My sculptures focus on the ersatz, luxury, desire, and consumption through reconfiguration and recontextualization of discarded materials. Interior design and home furnishings inspire my work. I view objects filling up a home as the collective embodiment of a person’s desires and needs. They are one’s values physically manifested into tools for comfort and utilitarian requirement. A person protectively surrounds themselves with objects like a cocoon, yet the collective is more akin to a forest where one forgets how to see an individual tree much less a single leaf.
I employ two questions when choosing a material to use. What is the perceived value? How often is it discarded? I prefer material with the least value and usefulness. A higher regularity at which it is discarded indicates there is enough volume for use, but more importantly a waste stream which urgently needs to be addressed.
I treat the material as if it were gold. Through my process I imbue it with more value—gathering, cleaning, sorting, storing, and arranging the material before it is even used.

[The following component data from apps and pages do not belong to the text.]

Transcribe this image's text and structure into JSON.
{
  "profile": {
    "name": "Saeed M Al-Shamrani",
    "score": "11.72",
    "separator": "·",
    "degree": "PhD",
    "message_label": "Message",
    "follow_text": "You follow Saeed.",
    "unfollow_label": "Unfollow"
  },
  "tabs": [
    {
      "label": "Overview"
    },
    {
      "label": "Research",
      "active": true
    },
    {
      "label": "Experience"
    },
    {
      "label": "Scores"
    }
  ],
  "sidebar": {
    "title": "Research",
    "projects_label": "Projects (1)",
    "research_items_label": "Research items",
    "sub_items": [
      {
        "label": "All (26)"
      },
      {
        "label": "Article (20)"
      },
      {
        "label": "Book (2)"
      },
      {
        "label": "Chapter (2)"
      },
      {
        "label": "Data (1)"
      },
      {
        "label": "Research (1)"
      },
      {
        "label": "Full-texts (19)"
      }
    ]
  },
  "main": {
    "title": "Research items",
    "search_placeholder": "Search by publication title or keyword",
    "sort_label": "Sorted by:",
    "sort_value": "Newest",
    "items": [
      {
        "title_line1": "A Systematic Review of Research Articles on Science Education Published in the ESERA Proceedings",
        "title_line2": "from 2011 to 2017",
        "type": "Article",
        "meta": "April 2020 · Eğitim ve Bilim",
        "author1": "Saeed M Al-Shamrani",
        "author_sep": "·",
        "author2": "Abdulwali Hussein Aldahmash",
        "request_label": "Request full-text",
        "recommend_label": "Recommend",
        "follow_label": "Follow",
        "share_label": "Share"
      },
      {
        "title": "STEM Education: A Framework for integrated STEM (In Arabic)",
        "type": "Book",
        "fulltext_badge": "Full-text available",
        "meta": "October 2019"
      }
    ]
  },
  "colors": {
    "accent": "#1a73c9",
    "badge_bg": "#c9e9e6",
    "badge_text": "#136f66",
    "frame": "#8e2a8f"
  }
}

Because of the sheer volume of material, my work deals formally with pattern and requires an enormous amount of repetitive manual labor. The material’s inherent properties dictate the reconfiguration and inform the recontextualization. Production is almost meditative at times, but more often than not the physical demands are quite daunting. Each piece I create literally requires my blood, sweat, and tears, though I aim to surprise and delight my audience and help shift their perceptions of value.